Record extracts:

————

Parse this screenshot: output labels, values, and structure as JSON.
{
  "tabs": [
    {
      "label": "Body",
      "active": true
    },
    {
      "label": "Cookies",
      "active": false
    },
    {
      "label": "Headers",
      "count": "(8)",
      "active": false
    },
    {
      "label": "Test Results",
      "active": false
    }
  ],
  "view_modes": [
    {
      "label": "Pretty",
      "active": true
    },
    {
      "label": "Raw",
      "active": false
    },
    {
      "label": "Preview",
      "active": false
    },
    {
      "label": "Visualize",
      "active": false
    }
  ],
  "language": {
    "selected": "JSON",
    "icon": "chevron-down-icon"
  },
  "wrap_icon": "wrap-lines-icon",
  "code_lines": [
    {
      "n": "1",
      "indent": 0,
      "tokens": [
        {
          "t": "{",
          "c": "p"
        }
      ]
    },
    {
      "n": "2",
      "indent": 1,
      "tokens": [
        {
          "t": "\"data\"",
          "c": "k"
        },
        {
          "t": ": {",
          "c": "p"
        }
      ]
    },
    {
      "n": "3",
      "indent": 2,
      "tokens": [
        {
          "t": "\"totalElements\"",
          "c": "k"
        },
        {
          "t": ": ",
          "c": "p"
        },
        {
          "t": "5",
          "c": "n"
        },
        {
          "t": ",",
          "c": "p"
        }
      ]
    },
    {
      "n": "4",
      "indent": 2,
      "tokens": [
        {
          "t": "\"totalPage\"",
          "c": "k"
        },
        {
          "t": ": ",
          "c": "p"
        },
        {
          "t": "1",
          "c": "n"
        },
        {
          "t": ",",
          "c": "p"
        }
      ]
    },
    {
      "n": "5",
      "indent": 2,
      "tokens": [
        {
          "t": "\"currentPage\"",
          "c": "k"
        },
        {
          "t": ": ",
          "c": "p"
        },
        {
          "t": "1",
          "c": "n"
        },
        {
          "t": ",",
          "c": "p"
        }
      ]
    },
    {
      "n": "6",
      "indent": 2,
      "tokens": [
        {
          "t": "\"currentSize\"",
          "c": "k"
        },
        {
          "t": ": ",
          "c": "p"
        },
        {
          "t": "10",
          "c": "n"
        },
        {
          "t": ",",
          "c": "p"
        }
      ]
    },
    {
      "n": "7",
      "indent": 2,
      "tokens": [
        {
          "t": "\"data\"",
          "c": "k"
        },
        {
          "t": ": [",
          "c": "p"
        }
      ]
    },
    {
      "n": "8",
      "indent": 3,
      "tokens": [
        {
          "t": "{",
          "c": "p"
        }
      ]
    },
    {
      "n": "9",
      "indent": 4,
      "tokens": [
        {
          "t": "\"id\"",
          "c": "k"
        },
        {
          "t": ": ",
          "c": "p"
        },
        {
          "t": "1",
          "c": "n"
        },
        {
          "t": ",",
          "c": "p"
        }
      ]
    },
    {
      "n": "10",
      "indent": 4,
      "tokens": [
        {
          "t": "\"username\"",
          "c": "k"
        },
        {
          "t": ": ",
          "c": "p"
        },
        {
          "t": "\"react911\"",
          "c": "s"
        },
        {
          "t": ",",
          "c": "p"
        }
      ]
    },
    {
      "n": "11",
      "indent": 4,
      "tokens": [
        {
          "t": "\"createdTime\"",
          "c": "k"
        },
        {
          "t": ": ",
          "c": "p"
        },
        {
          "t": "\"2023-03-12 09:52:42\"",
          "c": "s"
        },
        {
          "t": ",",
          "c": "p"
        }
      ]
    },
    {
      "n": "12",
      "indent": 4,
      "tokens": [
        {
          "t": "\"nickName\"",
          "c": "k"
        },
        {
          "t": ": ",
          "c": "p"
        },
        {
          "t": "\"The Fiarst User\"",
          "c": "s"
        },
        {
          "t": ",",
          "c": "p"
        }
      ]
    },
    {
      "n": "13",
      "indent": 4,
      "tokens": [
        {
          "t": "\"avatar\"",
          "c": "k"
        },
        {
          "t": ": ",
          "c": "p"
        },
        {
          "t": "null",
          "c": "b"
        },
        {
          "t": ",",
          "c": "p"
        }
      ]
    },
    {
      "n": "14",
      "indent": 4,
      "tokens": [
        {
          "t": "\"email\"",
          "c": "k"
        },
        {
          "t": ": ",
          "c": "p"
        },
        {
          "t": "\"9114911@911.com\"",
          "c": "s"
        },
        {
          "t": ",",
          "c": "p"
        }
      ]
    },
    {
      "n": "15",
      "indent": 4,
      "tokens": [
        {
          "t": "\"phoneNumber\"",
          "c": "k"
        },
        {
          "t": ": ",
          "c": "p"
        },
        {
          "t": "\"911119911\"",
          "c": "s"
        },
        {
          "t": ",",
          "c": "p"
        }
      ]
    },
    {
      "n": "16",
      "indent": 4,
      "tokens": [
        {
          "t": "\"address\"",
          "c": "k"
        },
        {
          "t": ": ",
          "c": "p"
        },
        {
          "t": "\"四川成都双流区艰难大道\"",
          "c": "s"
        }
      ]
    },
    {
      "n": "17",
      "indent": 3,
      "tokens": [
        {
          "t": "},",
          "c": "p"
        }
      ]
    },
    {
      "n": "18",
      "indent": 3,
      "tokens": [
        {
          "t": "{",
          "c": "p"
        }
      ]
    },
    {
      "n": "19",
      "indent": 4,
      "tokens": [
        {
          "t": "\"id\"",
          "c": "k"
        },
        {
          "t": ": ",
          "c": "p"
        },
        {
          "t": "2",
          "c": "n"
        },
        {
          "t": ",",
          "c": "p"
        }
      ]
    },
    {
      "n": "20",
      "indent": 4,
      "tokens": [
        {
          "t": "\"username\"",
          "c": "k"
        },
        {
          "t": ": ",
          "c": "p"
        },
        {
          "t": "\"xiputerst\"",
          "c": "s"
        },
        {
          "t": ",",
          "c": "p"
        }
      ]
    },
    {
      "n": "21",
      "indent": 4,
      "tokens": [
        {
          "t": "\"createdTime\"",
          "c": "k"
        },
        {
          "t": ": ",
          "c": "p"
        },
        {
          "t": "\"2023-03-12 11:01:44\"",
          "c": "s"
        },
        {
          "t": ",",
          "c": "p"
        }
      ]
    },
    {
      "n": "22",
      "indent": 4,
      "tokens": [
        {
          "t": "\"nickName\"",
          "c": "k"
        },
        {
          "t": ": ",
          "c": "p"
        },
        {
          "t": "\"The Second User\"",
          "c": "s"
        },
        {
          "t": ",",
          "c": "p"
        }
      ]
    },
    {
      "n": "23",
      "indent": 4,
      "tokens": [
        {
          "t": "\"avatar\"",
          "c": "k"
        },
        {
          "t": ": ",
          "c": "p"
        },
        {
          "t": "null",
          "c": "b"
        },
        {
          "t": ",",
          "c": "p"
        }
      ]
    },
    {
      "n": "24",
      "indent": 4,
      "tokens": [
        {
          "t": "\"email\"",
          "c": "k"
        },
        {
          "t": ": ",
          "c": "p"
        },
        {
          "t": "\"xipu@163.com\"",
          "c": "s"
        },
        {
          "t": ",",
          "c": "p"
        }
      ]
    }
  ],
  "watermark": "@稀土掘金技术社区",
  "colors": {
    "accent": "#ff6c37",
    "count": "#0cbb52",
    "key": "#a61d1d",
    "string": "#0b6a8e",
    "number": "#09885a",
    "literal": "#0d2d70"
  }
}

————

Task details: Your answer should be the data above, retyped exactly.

Your response:
Parse this screenshot: output labels, values, and structure as JSON.
{
  "tabs": [
    {
      "label": "Body",
      "active": true
    },
    {
      "label": "Cookies",
      "active": false
    },
    {
      "label": "Headers",
      "count": "(8)",
      "active": false
    },
    {
      "label": "Test Results",
      "active": false
    }
  ],
  "view_modes": [
    {
      "label": "Pretty",
      "active": true
    },
    {
      "label": "Raw",
      "active": false
    },
    {
      "label": "Preview",
      "active": false
    },
    {
      "label": "Visualize",
      "active": false
    }
  ],
  "language": {
    "selected": "JSON",
    "icon": "chevron-down-icon"
  },
  "wrap_icon": "wrap-lines-icon",
  "code_lines": [
    {
      "n": "1",
      "indent": 0,
      "tokens": [
        {
          "t": "{",
          "c": "p"
        }
      ]
    },
    {
      "n": "2",
      "indent": 1,
      "tokens": [
        {
          "t": "\"data\"",
          "c": "k"
        },
        {
          "t": ": {",
          "c": "p"
        }
      ]
    },
    {
      "n": "3",
      "indent": 2,
      "tokens": [
        {
          "t": "\"totalElements\"",
          "c": "k"
        },
        {
          "t": ": ",
          "c": "p"
        },
        {
          "t": "5",
          "c": "n"
        },
        {
          "t": ",",
          "c": "p"
        }
      ]
    },
    {
      "n": "4",
      "indent": 2,
      "tokens": [
        {
          "t": "\"totalPage\"",
          "c": "k"
        },
        {
          "t": ": ",
          "c": "p"
        },
        {
          "t": "1",
          "c": "n"
        },
        {
          "t": ",",
          "c": "p"
        }
      ]
    },
    {
      "n": "5",
      "indent": 2,
      "tokens": [
        {
          "t": "\"currentPage\"",
          "c": "k"
        },
        {
          "t": ": ",
          "c": "p"
        },
        {
          "t": "1",
          "c": "n"
        },
        {
          "t": ",",
          "c": "p"
        }
      ]
    },
    {
      "n": "6",
      "indent": 2,
      "tokens": [
        {
          "t": "\"currentSize\"",
          "c": "k"
        },
        {
          "t": ": ",
          "c": "p"
        },
        {
          "t": "10",
          "c": "n"
        },
        {
          "t": ",",
          "c": "p"
        }
      ]
    },
    {
      "n": "7",
      "indent": 2,
      "tokens": [
        {
          "t": "\"data\"",
          "c": "k"
        },
        {
          "t": ": [",
          "c": "p"
        }
      ]
    },
    {
      "n": "8",
      "indent": 3,
      "tokens": [
        {
          "t": "{",
          "c": "p"
        }
      ]
    },
    {
      "n": "9",
      "indent": 4,
      "tokens": [
        {
          "t": "\"id\"",
          "c": "k"
        },
        {
          "t": ": ",
          "c": "p"
        },
        {
          "t": "1",
          "c": "n"
        },
        {
          "t": ",",
          "c": "p"
        }
      ]
    },
    {
      "n": "10",
      "indent": 4,
      "tokens": [
        {
          "t": "\"username\"",
          "c": "k"
        },
        {
          "t": ": ",
          "c": "p"
        },
        {
          "t": "\"react911\"",
          "c": "s"
        },
        {
          "t": ",",
          "c": "p"
        }
      ]
    },
    {
      "n": "11",
      "indent": 4,
      "tokens": [
        {
          "t": "\"createdTime\"",
          "c": "k"
        },
        {
          "t": ": ",
          "c": "p"
        },
        {
          "t": "\"2023-03-12 09:52:42\"",
          "c": "s"
        },
        {
          "t": ",",
          "c": "p"
        }
      ]
    },
    {
      "n": "12",
      "indent": 4,
      "tokens": [
        {
          "t": "\"nickName\"",
          "c": "k"
        },
        {
          "t": ": ",
          "c": "p"
        },
        {
          "t": "\"The Fiarst User\"",
          "c": "s"
        },
        {
          "t": ",",
          "c": "p"
        }
      ]
    },
    {
      "n": "13",
      "indent": 4,
      "tokens": [
        {
          "t": "\"avatar\"",
          "c": "k"
        },
        {
          "t": ": ",
          "c": "p"
        },
        {
          "t": "null",
          "c": "b"
        },
        {
          "t": ",",
          "c": "p"
        }
      ]
    },
    {
      "n": "14",
      "indent": 4,
      "tokens": [
        {
          "t": "\"email\"",
          "c": "k"
        },
        {
          "t": ": ",
          "c": "p"
        },
        {
          "t": "\"9114911@911.com\"",
          "c": "s"
        },
        {
          "t": ",",
          "c": "p"
        }
      ]
    },
    {
      "n": "15",
      "indent": 4,
      "tokens": [
        {
          "t": "\"phoneNumber\"",
          "c": "k"
        },
        {
          "t": ": ",
          "c": "p"
        },
        {
          "t": "\"911119911\"",
          "c": "s"
        },
        {
          "t": ",",
          "c": "p"
        }
      ]
    },
    {
      "n": "16",
      "indent": 4,
      "tokens": [
        {
          "t": "\"address\"",
          "c": "k"
        },
        {
          "t": ": ",
          "c": "p"
        },
        {
          "t": "\"四川成都双流区艰难大道\"",
          "c": "s"
        }
      ]
    },
    {
      "n": "17",
      "indent": 3,
      "tokens": [
        {
          "t": "},",
          "c": "p"
        }
      ]
    },
    {
      "n": "18",
      "indent": 3,
      "tokens": [
        {
          "t": "{",
          "c": "p"
        }
      ]
    },
    {
      "n": "19",
      "indent": 4,
      "tokens": [
        {
          "t": "\"id\"",
          "c": "k"
        },
        {
          "t": ": ",
          "c": "p"
        },
        {
          "t": "2",
          "c": "n"
        },
        {
          "t": ",",
          "c": "p"
        }
      ]
    },
    {
      "n": "20",
      "indent": 4,
      "tokens": [
        {
          "t": "\"username\"",
          "c": "k"
        },
        {
          "t": ": ",
          "c": "p"
        },
        {
          "t": "\"xiputerst\"",
          "c": "s"
        },
        {
          "t": ",",
          "c": "p"
        }
      ]
    },
    {
      "n": "21",
      "indent": 4,
      "tokens": [
        {
          "t": "\"createdTime\"",
          "c": "k"
        },
        {
          "t": ": ",
          "c": "p"
        },
        {
          "t": "\"2023-03-12 11:01:44\"",
          "c": "s"
        },
        {
          "t": ",",
          "c": "p"
        }
      ]
    },
    {
      "n": "22",
      "indent": 4,
      "tokens": [
        {
          "t": "\"nickName\"",
          "c": "k"
        },
        {
          "t": ": ",
          "c": "p"
        },
        {
          "t": "\"The Second User\"",
          "c": "s"
        },
        {
          "t": ",",
          "c": "p"
        }
      ]
    },
    {
      "n": "23",
      "indent": 4,
      "tokens": [
        {
          "t": "\"avatar\"",
          "c": "k"
        },
        {
          "t": ": ",
          "c": "p"
        },
        {
          "t": "null",
          "c": "b"
        },
        {
          "t": ",",
          "c": "p"
        }
      ]
    },
    {
      "n": "24",
      "indent": 4,
      "tokens": [
        {
          "t": "\"email\"",
          "c": "k"
        },
        {
          "t": ": ",
          "c": "p"
        },
        {
          "t": "\"xipu@163.com\"",
          "c": "s"
        },
        {
          "t": ",",
          "c": "p"
        }
      ]
    }
  ],
  "watermark": "@稀土掘金技术社区",
  "colors": {
    "accent": "#ff6c37",
    "count": "#0cbb52",
    "key": "#a61d1d",
    "string": "#0b6a8e",
    "number": "#09885a",
    "literal": "#0d2d70"
  }
}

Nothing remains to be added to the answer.